FAIRBANKS – The popular Chitina dip-net salmon fishery on the Copper River will remain classified as a personal-use fishery, the Alaska Supreme Court ruled Friday in a defeat for Fairbanks-based fishermen.

The Supreme Court upheld a lower court’s ruling backing a 2003 state Board of Fisheries decision to give the personal-use designation to the Chitina fishery instead of maintaining it as a subsistence fishery.

A subsistence designation would give dip-netters a higher priority than commercial fishermen in times when fishing is restricted because of low returns. The annual commercial catch of Copper River salmon dwarfs the number taken from the river by dip-netters.

The Alaska Fish and Wildlife Conservation Fund and the Chitina Dipnetters Association sued in Fairbanks Superior Court in 2008 after the fish board twice more, in 2005 and 2008, declined to apply the subsistence designation to the fishery. The two groups argued the regulation used by the fish board to give the personal-use designation was unconstitutional.
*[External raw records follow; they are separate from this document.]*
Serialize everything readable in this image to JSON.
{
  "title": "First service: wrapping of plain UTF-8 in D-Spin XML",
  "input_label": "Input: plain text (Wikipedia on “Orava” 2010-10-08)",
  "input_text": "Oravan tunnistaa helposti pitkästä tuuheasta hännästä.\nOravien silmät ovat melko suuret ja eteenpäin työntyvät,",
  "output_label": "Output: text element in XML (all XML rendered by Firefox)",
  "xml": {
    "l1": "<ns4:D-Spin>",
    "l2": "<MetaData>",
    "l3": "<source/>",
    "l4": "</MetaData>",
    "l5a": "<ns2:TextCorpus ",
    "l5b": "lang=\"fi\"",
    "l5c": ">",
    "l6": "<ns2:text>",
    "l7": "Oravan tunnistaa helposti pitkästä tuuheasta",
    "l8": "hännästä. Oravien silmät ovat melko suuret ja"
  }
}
The Superior Court judge disagreed but instructed the board to better define “subsistence way of life” and not to consider per capita consumption of wild foods in users’ home communities when working on a new definition. The board provided a new definition in April 2010, and the Superior Court judge gave final judgment in October of that year.

The two groups then appealed to the Supreme Court.
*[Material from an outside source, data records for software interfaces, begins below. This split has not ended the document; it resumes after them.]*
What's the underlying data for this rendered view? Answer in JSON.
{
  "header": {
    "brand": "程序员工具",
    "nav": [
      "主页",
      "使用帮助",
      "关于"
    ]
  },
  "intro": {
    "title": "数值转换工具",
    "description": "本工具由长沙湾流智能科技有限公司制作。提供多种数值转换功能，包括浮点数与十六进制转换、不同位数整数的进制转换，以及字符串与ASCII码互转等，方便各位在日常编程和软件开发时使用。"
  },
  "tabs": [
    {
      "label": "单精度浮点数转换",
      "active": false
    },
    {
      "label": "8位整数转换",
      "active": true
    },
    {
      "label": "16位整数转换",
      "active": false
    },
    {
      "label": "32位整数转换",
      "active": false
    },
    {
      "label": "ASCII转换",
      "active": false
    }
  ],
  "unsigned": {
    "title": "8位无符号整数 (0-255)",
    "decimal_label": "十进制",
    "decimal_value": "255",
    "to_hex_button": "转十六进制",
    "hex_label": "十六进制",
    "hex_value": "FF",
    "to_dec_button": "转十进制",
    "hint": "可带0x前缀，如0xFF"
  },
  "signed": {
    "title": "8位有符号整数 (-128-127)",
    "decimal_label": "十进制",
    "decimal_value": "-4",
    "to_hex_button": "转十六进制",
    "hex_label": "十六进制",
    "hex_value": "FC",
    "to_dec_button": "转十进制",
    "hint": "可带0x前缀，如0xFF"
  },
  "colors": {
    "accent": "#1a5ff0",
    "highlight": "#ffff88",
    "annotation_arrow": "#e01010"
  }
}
The justices, in their Friday ruling, found that the regulation cited by the board in reaching its 2003 decision was “consistent with its authorizing statutes, is reasonable and not arbitrary, does not violate the Alaska Constitution’s equal access provisions, and was constitutionally applied when the Board made its customary and traditional use finding for the Chitina fishery in 2003. ...”
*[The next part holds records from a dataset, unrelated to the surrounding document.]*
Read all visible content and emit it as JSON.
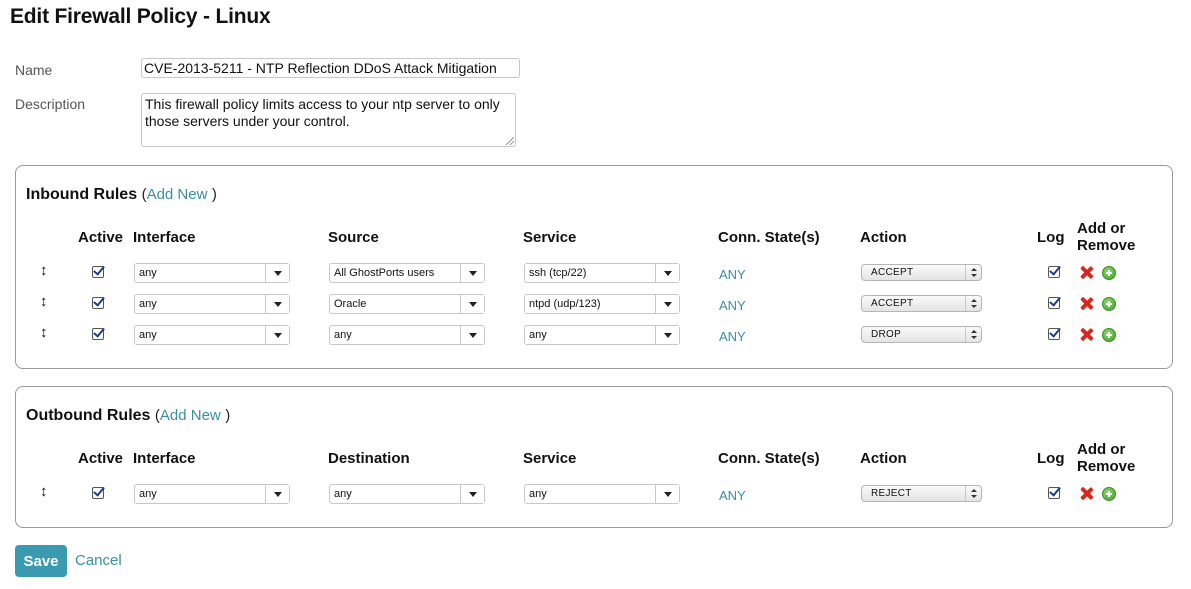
{
  "page": {
    "title": "Edit Firewall Policy - Linux"
  },
  "form": {
    "name_label": "Name",
    "name_value": "CVE-2013-5211 - NTP Reflection DDoS Attack Mitigation",
    "description_label": "Description",
    "description_value": "This firewall policy limits access to your ntp server to only those servers under your control."
  },
  "inbound": {
    "title": "Inbound Rules",
    "paren_open": "(",
    "add_new": "Add New",
    "paren_close": ")",
    "headers": {
      "active": "Active",
      "interface": "Interface",
      "source": "Source",
      "service": "Service",
      "conn_state": "Conn. State(s)",
      "action": "Action",
      "log": "Log",
      "add_remove": "Add or Remove"
    },
    "rows": [
      {
        "drag": "↕",
        "active": true,
        "interface": "any",
        "source": "All GhostPorts users",
        "service": "ssh (tcp/22)",
        "conn_state": "ANY",
        "action": "ACCEPT",
        "log": true
      },
      {
        "drag": "↕",
        "active": true,
        "interface": "any",
        "source": "Oracle",
        "service": "ntpd (udp/123)",
        "conn_state": "ANY",
        "action": "ACCEPT",
        "log": true
      },
      {
        "drag": "↕",
        "active": true,
        "interface": "any",
        "source": "any",
        "service": "any",
        "conn_state": "ANY",
        "action": "DROP",
        "log": true
      }
    ]
  },
  "outbound": {
    "title": "Outbound Rules",
    "paren_open": "(",
    "add_new": "Add New",
    "paren_close": ")",
    "headers": {
      "active": "Active",
      "interface": "Interface",
      "destination": "Destination",
      "service": "Service",
      "conn_state": "Conn. State(s)",
      "action": "Action",
      "log": "Log",
      "add_remove": "Add or Remove"
    },
    "rows": [
      {
        "drag": "↕",
        "active": true,
        "interface": "any",
        "destination": "any",
        "service": "any",
        "conn_state": "ANY",
        "action": "REJECT",
        "log": true
      }
    ]
  },
  "actions": {
    "save": "Save",
    "cancel": "Cancel"
  },
  "colors": {
    "accent": "#3a9ab0",
    "link": "#3a8ea5",
    "remove": "#d9261c",
    "add": "#3fa12a"
  }
}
Contact managing editor Rod Boyce at 459-7585. Follow him on Twitter: @FDNMeditor.